#### [WORK ITEM]
In your copy of the entries below, keep every word exactly and leave out all images.

Component data from apps and pages:
========

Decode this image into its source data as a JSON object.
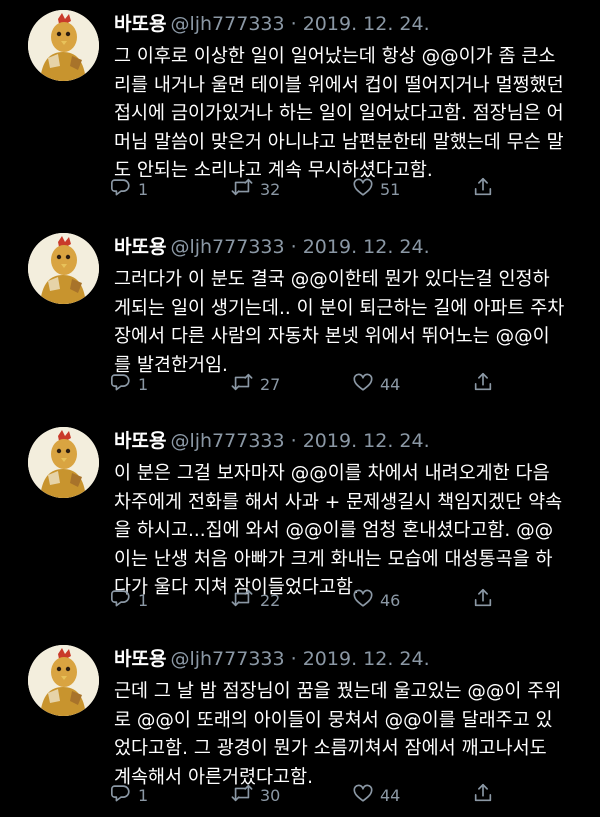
{
  "tweets": [
    {
      "display_name": "바또용",
      "handle": "@ljh777333",
      "date": "2019. 12. 24.",
      "lines": [
        "그 이후로 이상한 일이 일어났는데 항상 @@이가 좀 큰소",
        "리를 내거나 울면 테이블 위에서 컵이 떨어지거나 멀쩡했던",
        "접시에 금이가있거나 하는 일이 일어났다고함. 점장님은 어",
        "머님 말씀이 맞은거 아니냐고 남편분한테 말했는데 무슨 말",
        "도 안되는 소리냐고 계속 무시하셨다고함."
      ],
      "replies": "1",
      "retweets": "32",
      "likes": "51"
    },
    {
      "display_name": "바또용",
      "handle": "@ljh777333",
      "date": "2019. 12. 24.",
      "lines": [
        "그러다가 이 분도 결국 @@이한테 뭔가 있다는걸 인정하",
        "게되는 일이 생기는데.. 이 분이 퇴근하는 길에 아파트 주차",
        "장에서 다른 사람의 자동차 본넷 위에서 뛰어노는 @@이",
        "를 발견한거임."
      ],
      "replies": "1",
      "retweets": "27",
      "likes": "44"
    },
    {
      "display_name": "바또용",
      "handle": "@ljh777333",
      "date": "2019. 12. 24.",
      "lines": [
        "이 분은 그걸 보자마자 @@이를 차에서 내려오게한 다음",
        "차주에게 전화를 해서 사과 + 문제생길시 책임지겠단 약속",
        "을 하시고...집에 와서 @@이를 엄청 혼내셨다고함. @@",
        "이는 난생 처음 아빠가 크게 화내는 모습에 대성통곡을 하",
        "다가 울다 지쳐 잠이들었다고함."
      ],
      "replies": "1",
      "retweets": "22",
      "likes": "46"
    },
    {
      "display_name": "바또용",
      "handle": "@ljh777333",
      "date": "2019. 12. 24.",
      "lines": [
        "근데 그 날 밤 점장님이 꿈을 꿨는데 울고있는 @@이 주위",
        "로 @@이 또래의 아이들이 뭉쳐서 @@이를 달래주고 있",
        "었다고함. 그 광경이 뭔가 소름끼쳐서 잠에서 깨고나서도",
        "계속해서 아른거렸다고함."
      ],
      "replies": "1",
      "retweets": "30",
      "likes": "44"
    }
  ],
  "colors": {
    "background": "#000000",
    "text": "#ffffff",
    "secondary": "#8b98a5"
  },
  "icons": [
    "reply-icon",
    "retweet-icon",
    "like-icon",
    "share-icon"
  ]
}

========

#### [TASK RESULT]
Decode this image into its source data as a JSON object.
{
  "tweets": [
    {
      "display_name": "바또용",
      "handle": "@ljh777333",
      "date": "2019. 12. 24.",
      "lines": [
        "그 이후로 이상한 일이 일어났는데 항상 @@이가 좀 큰소",
        "리를 내거나 울면 테이블 위에서 컵이 떨어지거나 멀쩡했던",
        "접시에 금이가있거나 하는 일이 일어났다고함. 점장님은 어",
        "머님 말씀이 맞은거 아니냐고 남편분한테 말했는데 무슨 말",
        "도 안되는 소리냐고 계속 무시하셨다고함."
      ],
      "replies": "1",
      "retweets": "32",
      "likes": "51"
    },
    {
      "display_name": "바또용",
      "handle": "@ljh777333",
      "date": "2019. 12. 24.",
      "lines": [
        "그러다가 이 분도 결국 @@이한테 뭔가 있다는걸 인정하",
        "게되는 일이 생기는데.. 이 분이 퇴근하는 길에 아파트 주차",
        "장에서 다른 사람의 자동차 본넷 위에서 뛰어노는 @@이",
        "를 발견한거임."
      ],
      "replies": "1",
      "retweets": "27",
      "likes": "44"
    },
    {
      "display_name": "바또용",
      "handle": "@ljh777333",
      "date": "2019. 12. 24.",
      "lines": [
        "이 분은 그걸 보자마자 @@이를 차에서 내려오게한 다음",
        "차주에게 전화를 해서 사과 + 문제생길시 책임지겠단 약속",
        "을 하시고...집에 와서 @@이를 엄청 혼내셨다고함. @@",
        "이는 난생 처음 아빠가 크게 화내는 모습에 대성통곡을 하",
        "다가 울다 지쳐 잠이들었다고함."
      ],
      "replies": "1",
      "retweets": "22",
      "likes": "46"
    },
    {
      "display_name": "바또용",
      "handle": "@ljh777333",
      "date": "2019. 12. 24.",
      "lines": [
        "근데 그 날 밤 점장님이 꿈을 꿨는데 울고있는 @@이 주위",
        "로 @@이 또래의 아이들이 뭉쳐서 @@이를 달래주고 있",
        "었다고함. 그 광경이 뭔가 소름끼쳐서 잠에서 깨고나서도",
        "계속해서 아른거렸다고함."
      ],
      "replies": "1",
      "retweets": "30",
      "likes": "44"
    }
  ],
  "colors": {
    "background": "#000000",
    "text": "#ffffff",
    "secondary": "#8b98a5"
  },
  "icons": [
    "reply-icon",
    "retweet-icon",
    "like-icon",
    "share-icon"
  ]
}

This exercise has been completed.